Currently%2C+job+and+public+college+applicants+must+check+a+box+if+they%27ve+been+convicted+of+a+felony.+

WhisperToMe, CC0, via Wikimedia Commons

Currently, job and public college applicants must check a box if they’ve been convicted of a felony.

Luke Bowles, Managing Editor

Last week, a Mass Incarceration class at Mississippi College hosted a “Ban the Box” protest event on the college’s campus in Clinton. Not only do I hope this petition draws awareness to the hardships faced by formerly incarcerated persons, I hope this bill is reintroduced into the Mississippi legislature as soon as possible. 

“Ban the Box” is colloquial language for removing the box that requires job and public college applicants to disclose whether they have been convicted of a felony. 

Mass Incarceration class student Lexie Daigle expanded on why the petition initiative was held. 

“After studying both the history of mass incarceration and reading first-hand accounts of its consequences, we decided collectively to tackle a major issue that most individuals are not familiar with: banning the box,” Daigle said. 

Not only is “the box”  morally abhorrent, but it also disproportionately affects minority communities in our state. 

Black Mississippians make up a prison population 19% higher than their state population proportion, and Latino Mississippians are overrepresented in incarceration percentages by 9% in the same manner. Clearly, the current policy of requiring public employee job or college applicants specifically to disclose their criminal history is direct government-sanctioned racism. 

A “Ban the Box” bill was presented in the Mississippi Legislature in 2020 but later died in conference.

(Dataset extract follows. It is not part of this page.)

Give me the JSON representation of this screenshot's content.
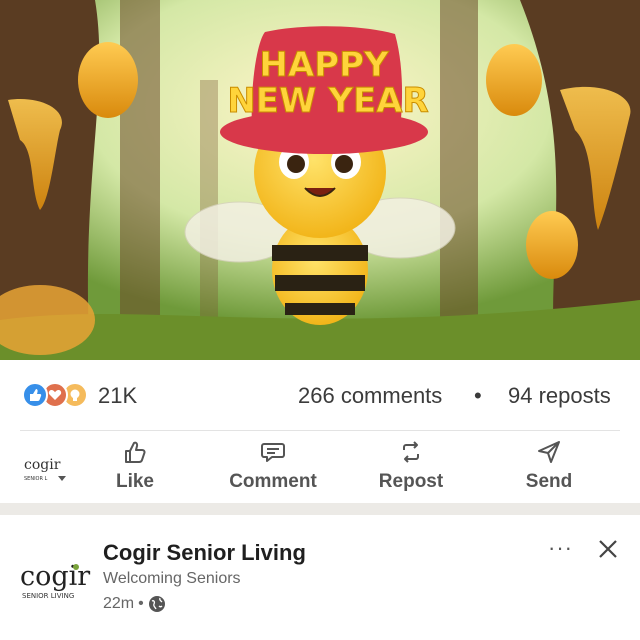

The bill that died last year would have required public employers to remove the box from the beginning of applications and would later give the applicant a chance to personally talk to their potential future employer and disclose their criminal history before a background check is performed. This process would allow a human connection to be made instead of simply checking an individual into a literal box, and I would much prefer it to the current situation.

Although a “tough on crime” approach is traditionally a conservative attitude, Republican Lieutenant Governor Delbert Hosemann has expressed support for the bill. “I go back to the Bible, let the first one who has not sinned cast the first stone,” Hosemann said. He also said formerly incarcerated persons shouldn’t be automatically kicked out of a job application process because of a mistake from their past when they have already paid the price.

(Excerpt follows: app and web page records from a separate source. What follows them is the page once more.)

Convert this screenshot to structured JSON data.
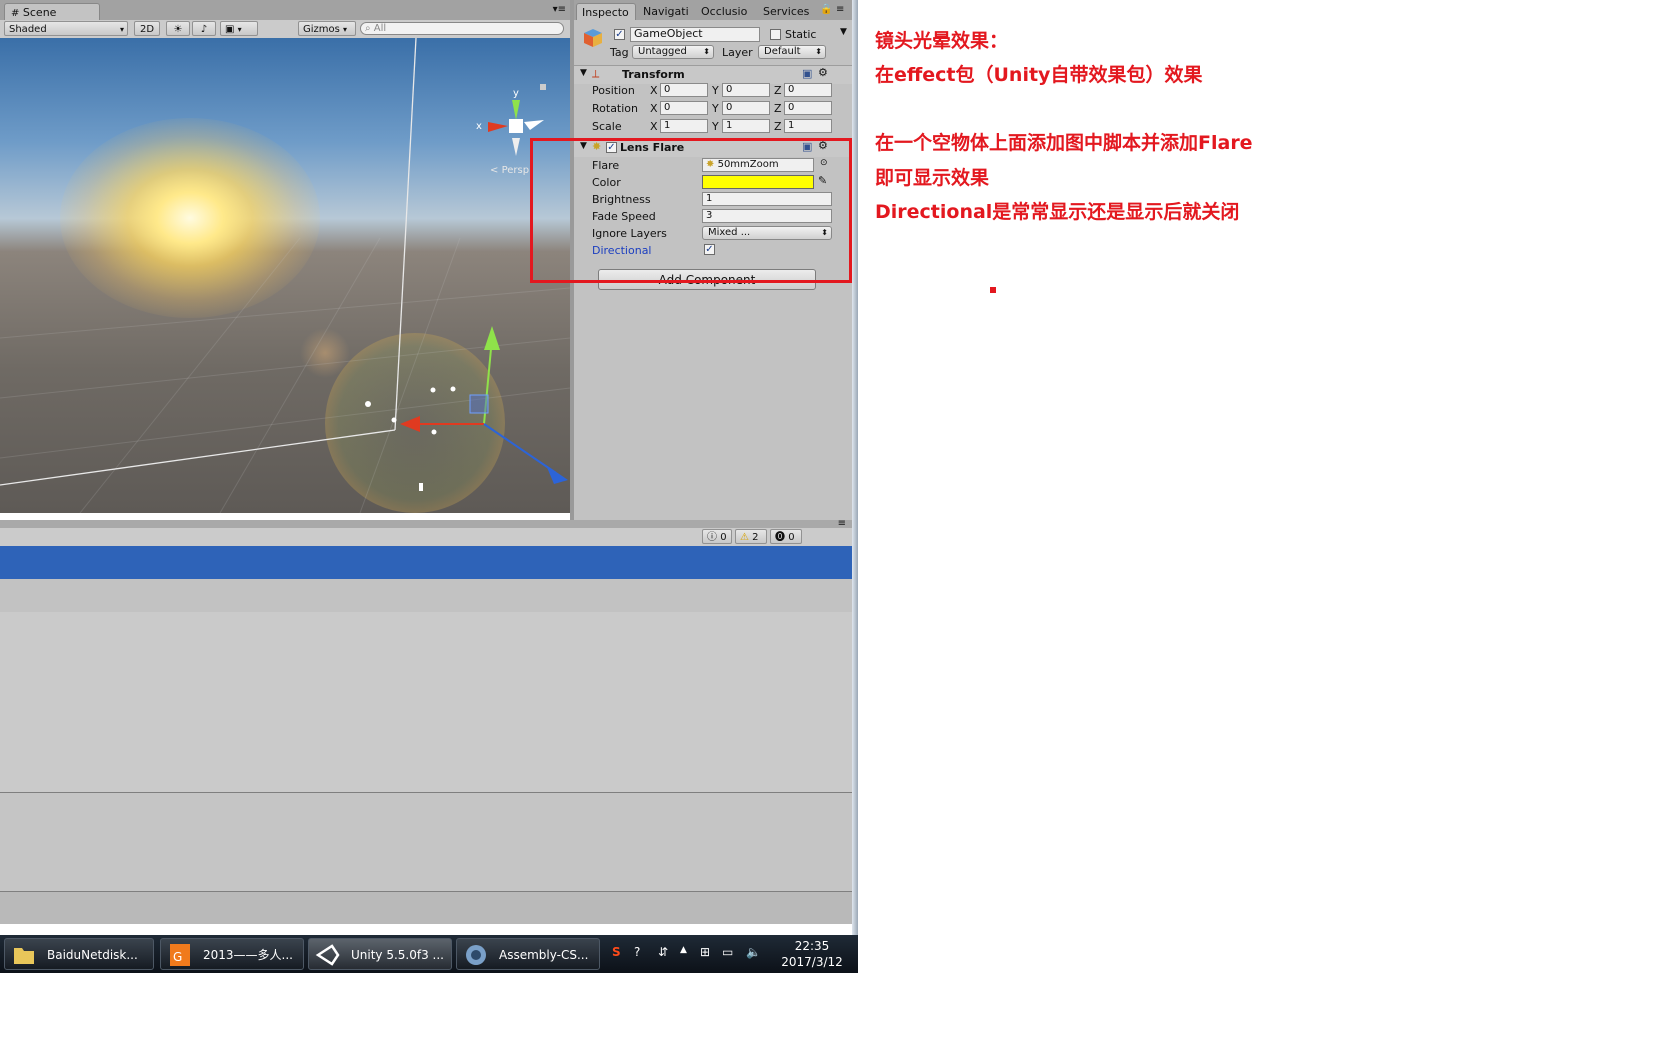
{
  "scene": {
    "tab_label": "Scene",
    "shading": "Shaded",
    "mode_2d": "2D",
    "gizmos": "Gizmos",
    "search_placeholder": "All",
    "axis_x": "x",
    "axis_y": "y",
    "persp": "Persp"
  },
  "inspector": {
    "tabs": [
      "Inspecto",
      "Navigati",
      "Occlusio",
      "Services"
    ],
    "object_name": "GameObject",
    "static_label": "Static",
    "tag_label": "Tag",
    "tag_value": "Untagged",
    "layer_label": "Layer",
    "layer_value": "Default",
    "transform": {
      "title": "Transform",
      "rows": [
        {
          "label": "Position",
          "x": "0",
          "y": "0",
          "z": "0"
        },
        {
          "label": "Rotation",
          "x": "0",
          "y": "0",
          "z": "0"
        },
        {
          "label": "Scale",
          "x": "1",
          "y": "1",
          "z": "1"
        }
      ],
      "axis_labels": [
        "X",
        "Y",
        "Z"
      ]
    },
    "lens_flare": {
      "title": "Lens Flare",
      "flare_label": "Flare",
      "flare_value": "50mmZoom",
      "color_label": "Color",
      "color_value": "#ffff00",
      "brightness_label": "Brightness",
      "brightness_value": "1",
      "fade_speed_label": "Fade Speed",
      "fade_speed_value": "3",
      "ignore_layers_label": "Ignore Layers",
      "ignore_layers_value": "Mixed ...",
      "directional_label": "Directional",
      "directional_checked": true
    },
    "add_component": "Add Component"
  },
  "console": {
    "info_count": "0",
    "warning_count": "2",
    "error_count": "0"
  },
  "taskbar": {
    "items": [
      {
        "label": "BaiduNetdisk..."
      },
      {
        "label": "2013——多人..."
      },
      {
        "label": "Unity 5.5.0f3 ..."
      },
      {
        "label": "Assembly-CS..."
      }
    ],
    "time": "22:35",
    "date": "2017/3/12"
  },
  "annotations": [
    "镜头光晕效果：",
    "在effect包（Unity自带效果包）效果",
    "在一个空物体上面添加图中脚本并添加Flare",
    "即可显示效果",
    "Directional是常常显示还是显示后就关闭"
  ],
  "colors": {
    "accent_red": "#e3181f",
    "selection_blue": "#2e63b8",
    "flare_color": "#ffff00"
  }
}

I couldn’t agree more. I would specifically urge the many Christians in our state to take up this cause as well and spread the compassion and message of forgiveness Jesus shared. 

Daigle also elaborated on how her religious beliefs affect her views on this bill.

“As a Christian campus, we hold ourselves to the standard that redemption is possible through Christ, and as such, everyone applying to our campus should feel welcome and not be judged solely on their past,” Daigle said. 

On the same note, Hosemann also mentioned the positive economic benefits of banning the box and how currently qualified individuals are excluded from our economy due to their past mistakes regardless of their current qualifications and actions.

Not only is the box racist, but it is also harmful to our economy and spreads the very opposite of Christian compassion and forgiveness. I see no reason why any Mississippian should not join me in urging the Mississippi legislature to reconsider this bill and finally ban the box.

Daigle said banning the box would bring needed change to university hiring practices.

“In essence, we want to make sure everyone is treated with the same respect and fairness, including previously incarcerated people. We believe that Christ’s love runs deeper than just the surface, and we desire a campus built on those values.”

I could not think of a better way to achieve that view of equality than banning the box.